▶ What you have to do:
Set the records down again in full, with every word kept.

Data records for software interfaces
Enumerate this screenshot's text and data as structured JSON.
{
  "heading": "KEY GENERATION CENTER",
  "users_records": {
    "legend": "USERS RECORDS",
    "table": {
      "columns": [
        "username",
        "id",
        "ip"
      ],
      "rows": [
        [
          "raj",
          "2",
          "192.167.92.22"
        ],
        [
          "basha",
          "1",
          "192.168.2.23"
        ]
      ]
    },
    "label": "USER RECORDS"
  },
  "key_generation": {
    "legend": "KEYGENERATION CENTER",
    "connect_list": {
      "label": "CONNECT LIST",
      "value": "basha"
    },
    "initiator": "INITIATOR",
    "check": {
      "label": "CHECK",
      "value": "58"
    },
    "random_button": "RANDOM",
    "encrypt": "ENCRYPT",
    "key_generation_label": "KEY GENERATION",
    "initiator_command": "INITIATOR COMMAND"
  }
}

▶ Response for this exercise:
Enumerate this screenshot's text and data as structured JSON.
{
  "heading": "KEY GENERATION CENTER",
  "users_records": {
    "legend": "USERS RECORDS",
    "table": {
      "columns": [
        "username",
        "id",
        "ip"
      ],
      "rows": [
        [
          "raj",
          "2",
          "192.167.92.22"
        ],
        [
          "basha",
          "1",
          "192.168.2.23"
        ]
      ]
    },
    "label": "USER RECORDS"
  },
  "key_generation": {
    "legend": "KEYGENERATION CENTER",
    "connect_list": {
      "label": "CONNECT LIST",
      "value": "basha"
    },
    "initiator": "INITIATOR",
    "check": {
      "label": "CHECK",
      "value": "58"
    },
    "random_button": "RANDOM",
    "encrypt": "ENCRYPT",
    "key_generation_label": "KEY GENERATION",
    "initiator_command": "INITIATOR COMMAND"
  }
}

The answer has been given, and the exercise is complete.